* [About this task] A complete, word-for-word restatement of the entries is needed.

###

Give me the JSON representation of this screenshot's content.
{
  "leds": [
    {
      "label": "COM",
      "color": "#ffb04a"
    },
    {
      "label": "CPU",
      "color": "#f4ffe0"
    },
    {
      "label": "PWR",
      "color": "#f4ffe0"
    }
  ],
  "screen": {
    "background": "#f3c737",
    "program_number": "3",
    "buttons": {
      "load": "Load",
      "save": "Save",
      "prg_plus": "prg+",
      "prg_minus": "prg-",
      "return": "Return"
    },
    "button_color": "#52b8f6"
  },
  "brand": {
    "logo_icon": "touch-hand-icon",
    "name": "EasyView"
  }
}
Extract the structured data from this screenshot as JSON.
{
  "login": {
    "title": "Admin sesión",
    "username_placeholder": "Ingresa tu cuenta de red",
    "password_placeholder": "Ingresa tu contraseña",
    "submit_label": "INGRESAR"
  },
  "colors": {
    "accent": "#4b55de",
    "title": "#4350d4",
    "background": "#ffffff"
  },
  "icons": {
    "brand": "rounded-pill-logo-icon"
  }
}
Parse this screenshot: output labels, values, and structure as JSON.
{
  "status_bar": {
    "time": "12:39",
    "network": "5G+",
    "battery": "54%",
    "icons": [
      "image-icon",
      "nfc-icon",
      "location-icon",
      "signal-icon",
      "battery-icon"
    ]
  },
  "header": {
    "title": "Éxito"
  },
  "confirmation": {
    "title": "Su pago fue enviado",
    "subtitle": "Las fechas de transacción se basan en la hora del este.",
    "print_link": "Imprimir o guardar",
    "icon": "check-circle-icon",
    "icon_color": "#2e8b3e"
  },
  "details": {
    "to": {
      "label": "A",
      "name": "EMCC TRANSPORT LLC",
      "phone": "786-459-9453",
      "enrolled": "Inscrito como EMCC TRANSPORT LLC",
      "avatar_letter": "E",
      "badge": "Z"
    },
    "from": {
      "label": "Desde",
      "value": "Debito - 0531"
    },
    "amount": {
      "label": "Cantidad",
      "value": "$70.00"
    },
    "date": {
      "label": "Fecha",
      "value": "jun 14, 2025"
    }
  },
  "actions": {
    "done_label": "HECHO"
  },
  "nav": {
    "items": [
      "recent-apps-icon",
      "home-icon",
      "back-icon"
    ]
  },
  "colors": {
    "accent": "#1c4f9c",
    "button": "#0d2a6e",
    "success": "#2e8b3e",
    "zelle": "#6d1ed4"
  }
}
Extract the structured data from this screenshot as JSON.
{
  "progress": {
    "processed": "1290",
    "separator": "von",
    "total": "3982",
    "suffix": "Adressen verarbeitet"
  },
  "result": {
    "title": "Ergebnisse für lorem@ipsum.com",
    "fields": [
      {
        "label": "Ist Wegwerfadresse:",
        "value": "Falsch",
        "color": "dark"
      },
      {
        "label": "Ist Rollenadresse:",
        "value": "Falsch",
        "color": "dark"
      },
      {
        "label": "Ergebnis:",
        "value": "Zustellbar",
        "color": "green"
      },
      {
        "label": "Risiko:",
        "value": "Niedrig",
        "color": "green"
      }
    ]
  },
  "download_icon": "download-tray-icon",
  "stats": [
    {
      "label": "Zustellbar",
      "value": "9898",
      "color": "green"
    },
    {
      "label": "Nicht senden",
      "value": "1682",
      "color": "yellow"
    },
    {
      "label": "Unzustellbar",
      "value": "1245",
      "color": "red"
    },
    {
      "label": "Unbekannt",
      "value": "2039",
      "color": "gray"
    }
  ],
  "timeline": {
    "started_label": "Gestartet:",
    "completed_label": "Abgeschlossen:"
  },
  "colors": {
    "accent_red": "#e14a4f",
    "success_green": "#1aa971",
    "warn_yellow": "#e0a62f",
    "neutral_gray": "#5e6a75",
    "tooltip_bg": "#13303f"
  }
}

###

* [Answer space]
Give me the JSON representation of this screenshot's content.
{
  "leds": [
    {
      "label": "COM",
      "color": "#ffb04a"
    },
    {
      "label": "CPU",
      "color": "#f4ffe0"
    },
    {
      "label": "PWR",
      "color": "#f4ffe0"
    }
  ],
  "screen": {
    "background": "#f3c737",
    "program_number": "3",
    "buttons": {
      "load": "Load",
      "save": "Save",
      "prg_plus": "prg+",
      "prg_minus": "prg-",
      "return": "Return"
    },
    "button_color": "#52b8f6"
  },
  "brand": {
    "logo_icon": "touch-hand-icon",
    "name": "EasyView"
  }
}
Extract the structured data from this screenshot as JSON.
{
  "login": {
    "title": "Admin sesión",
    "username_placeholder": "Ingresa tu cuenta de red",
    "password_placeholder": "Ingresa tu contraseña",
    "submit_label": "INGRESAR"
  },
  "colors": {
    "accent": "#4b55de",
    "title": "#4350d4",
    "background": "#ffffff"
  },
  "icons": {
    "brand": "rounded-pill-logo-icon"
  }
}
Parse this screenshot: output labels, values, and structure as JSON.
{
  "status_bar": {
    "time": "12:39",
    "network": "5G+",
    "battery": "54%",
    "icons": [
      "image-icon",
      "nfc-icon",
      "location-icon",
      "signal-icon",
      "battery-icon"
    ]
  },
  "header": {
    "title": "Éxito"
  },
  "confirmation": {
    "title": "Su pago fue enviado",
    "subtitle": "Las fechas de transacción se basan en la hora del este.",
    "print_link": "Imprimir o guardar",
    "icon": "check-circle-icon",
    "icon_color": "#2e8b3e"
  },
  "details": {
    "to": {
      "label": "A",
      "name": "EMCC TRANSPORT LLC",
      "phone": "786-459-9453",
      "enrolled": "Inscrito como EMCC TRANSPORT LLC",
      "avatar_letter": "E",
      "badge": "Z"
    },
    "from": {
      "label": "Desde",
      "value": "Debito - 0531"
    },
    "amount": {
      "label": "Cantidad",
      "value": "$70.00"
    },
    "date": {
      "label": "Fecha",
      "value": "jun 14, 2025"
    }
  },
  "actions": {
    "done_label": "HECHO"
  },
  "nav": {
    "items": [
      "recent-apps-icon",
      "home-icon",
      "back-icon"
    ]
  },
  "colors": {
    "accent": "#1c4f9c",
    "button": "#0d2a6e",
    "success": "#2e8b3e",
    "zelle": "#6d1ed4"
  }
}
Extract the structured data from this screenshot as JSON.
{
  "progress": {
    "processed": "1290",
    "separator": "von",
    "total": "3982",
    "suffix": "Adressen verarbeitet"
  },
  "result": {
    "title": "Ergebnisse für lorem@ipsum.com",
    "fields": [
      {
        "label": "Ist Wegwerfadresse:",
        "value": "Falsch",
        "color": "dark"
      },
      {
        "label": "Ist Rollenadresse:",
        "value": "Falsch",
        "color": "dark"
      },
      {
        "label": "Ergebnis:",
        "value": "Zustellbar",
        "color": "green"
      },
      {
        "label": "Risiko:",
        "value": "Niedrig",
        "color": "green"
      }
    ]
  },
  "download_icon": "download-tray-icon",
  "stats": [
    {
      "label": "Zustellbar",
      "value": "9898",
      "color": "green"
    },
    {
      "label": "Nicht senden",
      "value": "1682",
      "color": "yellow"
    },
    {
      "label": "Unzustellbar",
      "value": "1245",
      "color": "red"
    },
    {
      "label": "Unbekannt",
      "value": "2039",
      "color": "gray"
    }
  ],
  "timeline": {
    "started_label": "Gestartet:",
    "completed_label": "Abgeschlossen:"
  },
  "colors": {
    "accent_red": "#e14a4f",
    "success_green": "#1aa971",
    "warn_yellow": "#e0a62f",
    "neutral_gray": "#5e6a75",
    "tooltip_bg": "#13303f"
  }
}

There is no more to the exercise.